I remember when I first felt a glimmer of hope that I might actually be able to lose the weight I’d gained over the course of several stressful years. I found a website for a personal trainer, and the people in the “before pics” looked a lot like me. But what was even more encouraging was their “after pics.” They looked leaner, healthier, happier — but not like they were spending two hours a day working out. Maybe this is possible, I thought. And I actually cried from relief. I hadn’t realized just how hopeless I felt until a little ray of hope shone into my gloomy heart.
John Dewey is credited with saying, “A problem well defined is a problem half solved.” To know the best diet for you, you need to define what specific problem(s) you’re trying to solve.
Set aside 15-20 minutes or so to think about and clarify why you’re doing this; why you want to or need to change the way you eat. Is it to…
- Lose weight quickly?
- Lose weight permanently?
- Gain energy?
- Kick your addiction to sweets and/or sweet drinks?
- Stabilize your moods?
- Gain focus, and lose that foggy brain?
- Find out if food issues are causing your (or your family member’s) health problems?
- Reverse or avoid metabolic syndrome, pre-diabetes, Type 2 Diabetes or heart problems?
Write them out. If you have more than one — and most of us do! — prioritize them, and then make a short list with your top three.

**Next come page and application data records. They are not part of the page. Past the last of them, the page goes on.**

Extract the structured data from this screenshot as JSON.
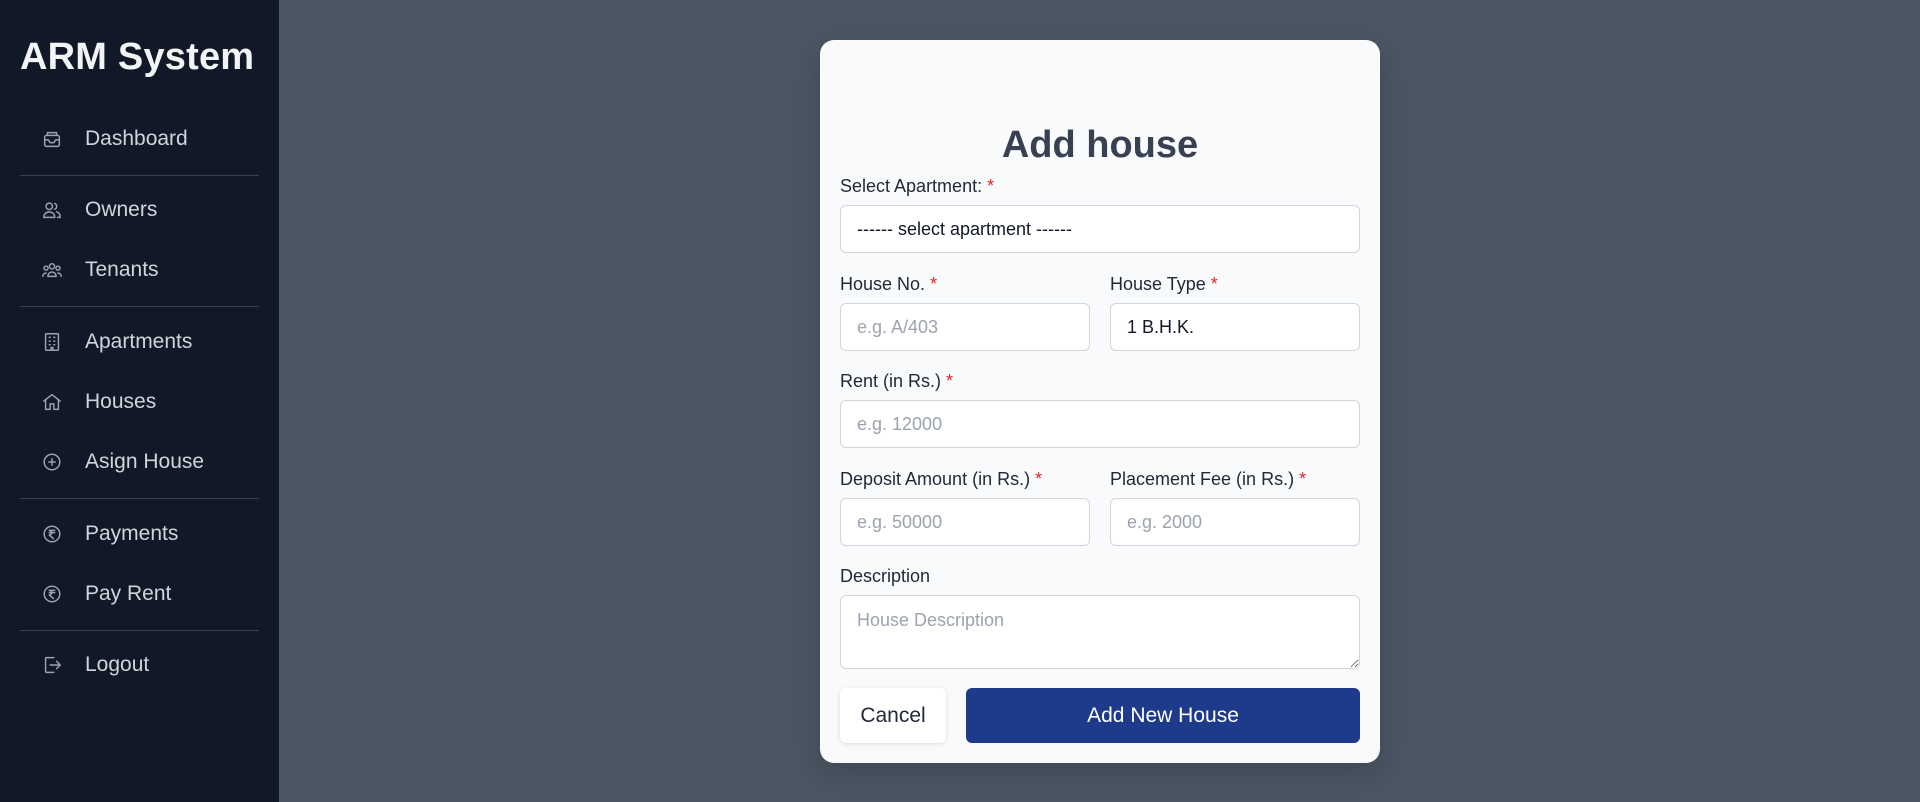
{
  "sidebar": {
    "brand": "ARM System",
    "items": [
      {
        "label": "Dashboard",
        "icon": "inbox-icon"
      },
      {
        "label": "Owners",
        "icon": "users-icon"
      },
      {
        "label": "Tenants",
        "icon": "user-group-icon"
      },
      {
        "label": "Apartments",
        "icon": "building-icon"
      },
      {
        "label": "Houses",
        "icon": "home-icon"
      },
      {
        "label": "Asign House",
        "icon": "plus-circle-icon"
      },
      {
        "label": "Payments",
        "icon": "rupee-circle-icon"
      },
      {
        "label": "Pay Rent",
        "icon": "rupee-circle-icon"
      },
      {
        "label": "Logout",
        "icon": "logout-icon"
      }
    ]
  },
  "form": {
    "title": "Add house",
    "required_mark": "*",
    "apartment": {
      "label": "Select Apartment:",
      "value": "------ select apartment ------"
    },
    "house_no": {
      "label": "House No.",
      "placeholder": "e.g. A/403"
    },
    "house_type": {
      "label": "House Type",
      "value": "1 B.H.K."
    },
    "rent": {
      "label": "Rent (in Rs.)",
      "placeholder": "e.g. 12000"
    },
    "deposit": {
      "label": "Deposit Amount (in Rs.)",
      "placeholder": "e.g. 50000"
    },
    "placement_fee": {
      "label": "Placement Fee (in Rs.)",
      "placeholder": "e.g. 2000"
    },
    "description": {
      "label": "Description",
      "placeholder": "House Description"
    },
    "cancel_label": "Cancel",
    "submit_label": "Add New House"
  },
  "colors": {
    "sidebar_bg": "#111827",
    "backdrop": "#4b5563",
    "primary": "#1e3a8a",
    "required": "#dc2626"
  }
}
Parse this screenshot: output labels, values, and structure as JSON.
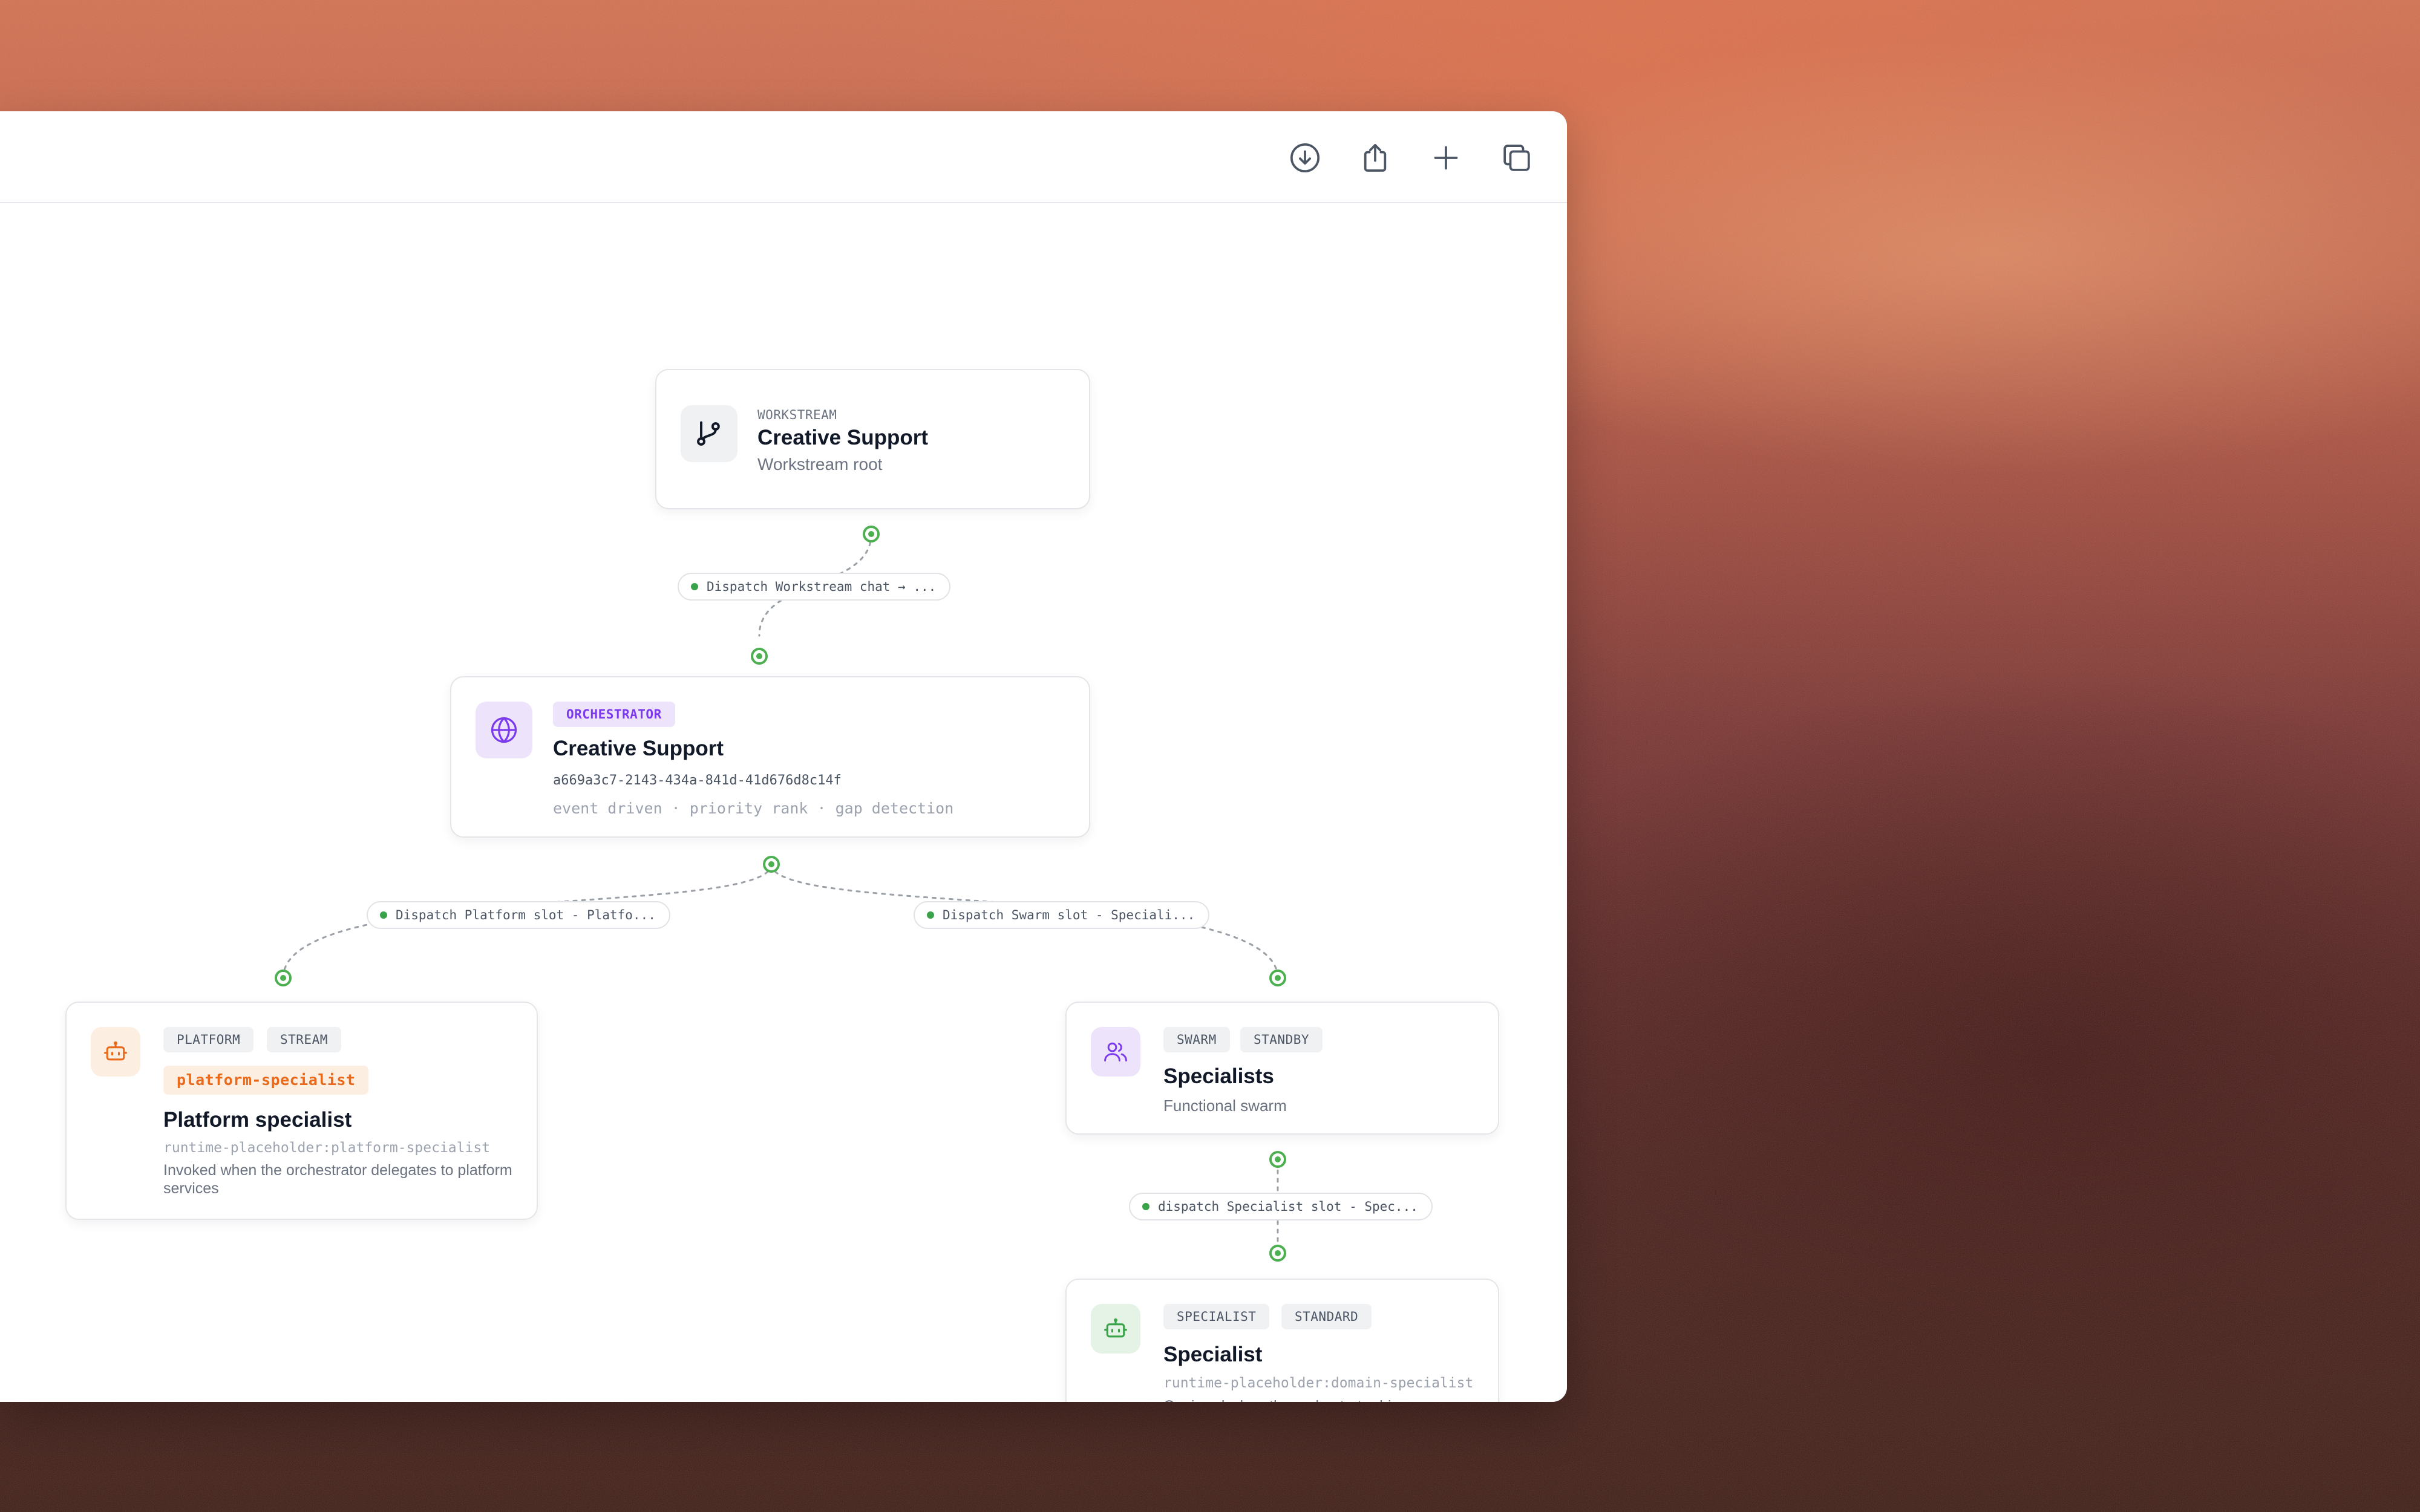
{
  "toolbar": {
    "download_icon": "download-icon",
    "share_icon": "share-icon",
    "add_icon": "plus-icon",
    "copy_icon": "copy-icon"
  },
  "nodes": {
    "workstream": {
      "eyebrow": "WORKSTREAM",
      "title": "Creative Support",
      "subtitle": "Workstream root",
      "icon": "branch-icon"
    },
    "orchestrator": {
      "badge": "ORCHESTRATOR",
      "title": "Creative Support",
      "id": "a669a3c7-2143-434a-841d-41d676d8c14f",
      "traits": "event driven · priority rank · gap detection",
      "icon": "globe-icon",
      "accent": "#7c3aed"
    },
    "platform": {
      "tags": [
        "PLATFORM",
        "STREAM"
      ],
      "slug": "platform-specialist",
      "title": "Platform specialist",
      "runtime": "runtime-placeholder:platform-specialist",
      "description": "Invoked when the orchestrator delegates to platform services",
      "icon": "bot-icon",
      "accent": "#ea6a1c"
    },
    "swarm": {
      "tags": [
        "SWARM",
        "STANDBY"
      ],
      "title": "Specialists",
      "subtitle": "Functional swarm",
      "icon": "users-icon",
      "accent": "#7c3aed"
    },
    "specialist": {
      "tags": [
        "SPECIALIST",
        "STANDARD"
      ],
      "title": "Specialist",
      "runtime": "runtime-placeholder:domain-specialist",
      "description": "Conjured when the orchestrator hires a functional swarm",
      "icon": "bot-icon",
      "accent": "#3aa34a"
    }
  },
  "edges": [
    {
      "label": "Dispatch Workstream chat → ..."
    },
    {
      "label": "Dispatch Platform slot - Platfo..."
    },
    {
      "label": "Dispatch Swarm slot - Speciali..."
    },
    {
      "label": "dispatch Specialist slot - Spec..."
    }
  ],
  "colors": {
    "port": "#4caf50",
    "edge_dot": "#3aa34a"
  }
}
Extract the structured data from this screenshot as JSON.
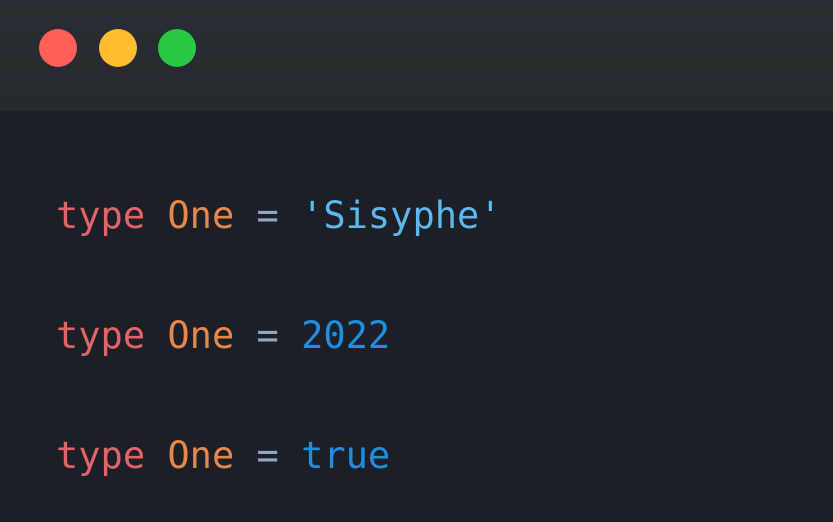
{
  "window": {
    "controls": {
      "close_color": "#ff5f57",
      "minimize_color": "#febc2e",
      "maximize_color": "#28c840",
      "close_icon": "close-dot",
      "minimize_icon": "minimize-dot",
      "maximize_icon": "maximize-dot"
    }
  },
  "code": {
    "lines": [
      {
        "keyword": "type",
        "name": "One",
        "operator": "=",
        "value": "'Sisyphe'",
        "value_kind": "string"
      },
      {
        "keyword": "type",
        "name": "One",
        "operator": "=",
        "value": "2022",
        "value_kind": "number"
      },
      {
        "keyword": "type",
        "name": "One",
        "operator": "=",
        "value": "true",
        "value_kind": "boolean"
      }
    ]
  },
  "colors": {
    "keyword": "#e06468",
    "type_name": "#e5874f",
    "operator": "#8fa6c6",
    "string": "#5cb8ee",
    "number": "#1f8fe3",
    "boolean": "#1f8fe3",
    "editor_background": "#1c1f25",
    "titlebar_background": "#282b30"
  }
}
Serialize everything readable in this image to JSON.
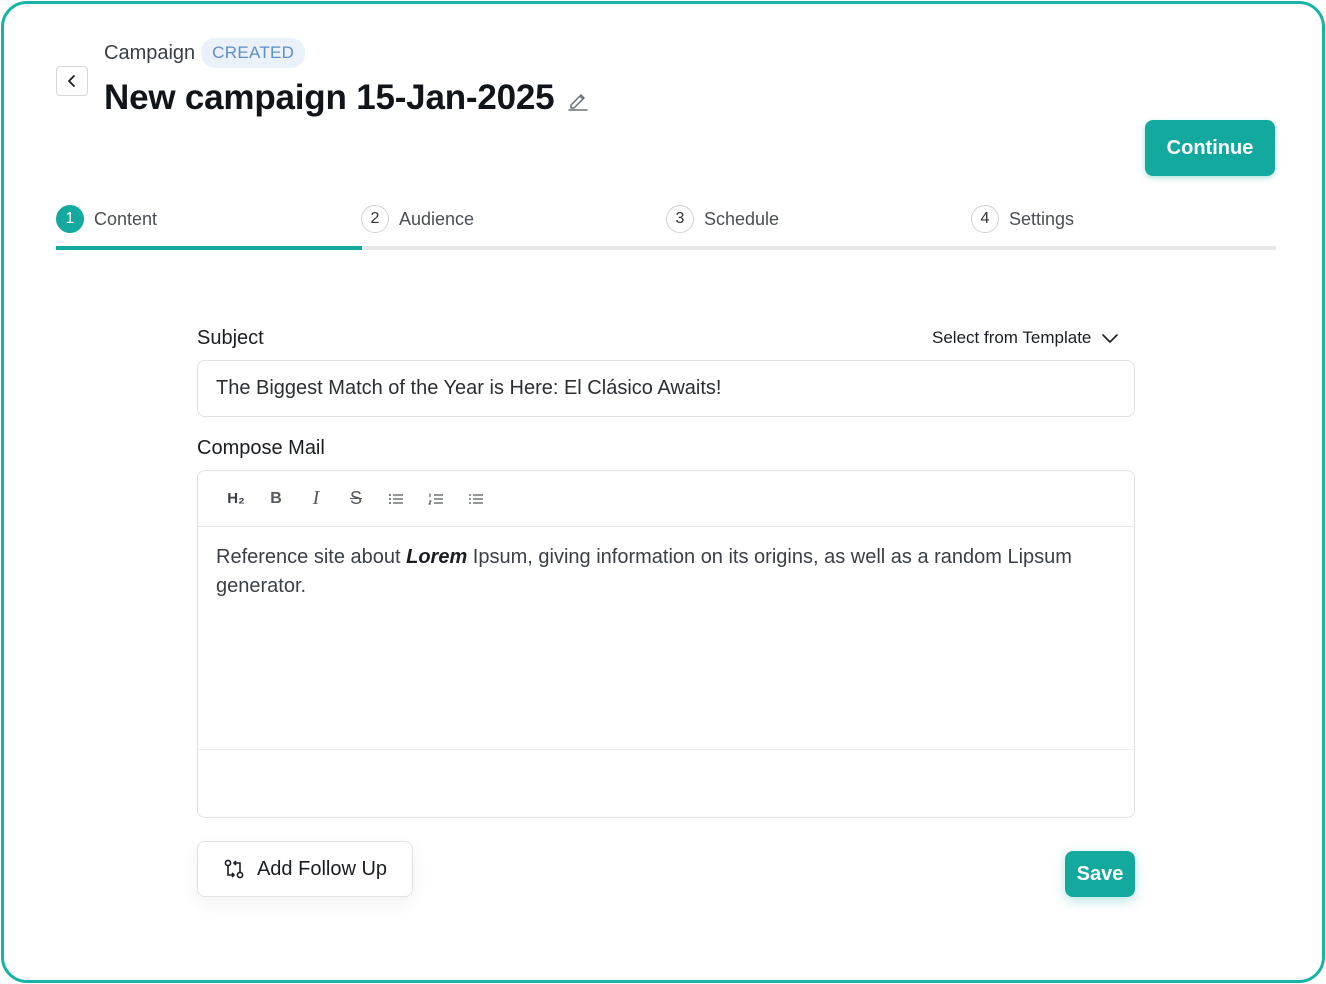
{
  "header": {
    "breadcrumb": "Campaign",
    "status_badge": "CREATED",
    "title": "New campaign 15-Jan-2025",
    "continue_label": "Continue"
  },
  "stepper": {
    "active_index": 0,
    "steps": [
      {
        "number": "1",
        "label": "Content"
      },
      {
        "number": "2",
        "label": "Audience"
      },
      {
        "number": "3",
        "label": "Schedule"
      },
      {
        "number": "4",
        "label": "Settings"
      }
    ]
  },
  "form": {
    "subject_label": "Subject",
    "template_select_label": "Select from Template",
    "subject_value": "The Biggest Match of the Year is Here: El Clásico Awaits!",
    "compose_label": "Compose Mail",
    "toolbar": {
      "h2": "H₂",
      "bold": "B",
      "italic": "I",
      "strike": "S"
    },
    "body_before": "Reference site about ",
    "body_bold": "Lorem",
    "body_after": " Ipsum, giving information on its origins, as well as a random Lipsum generator.",
    "add_follow_up_label": "Add Follow Up",
    "save_label": "Save"
  },
  "colors": {
    "accent": "#14a99f",
    "frame_border": "#17b3a6",
    "badge_text": "#5e8fc4",
    "badge_bg": "#eaf1fb"
  }
}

Keep that short list handy, along with your quiz results from yesterday. Tomorrow, we’ll start sifting through what type of diet approach you might want to consider.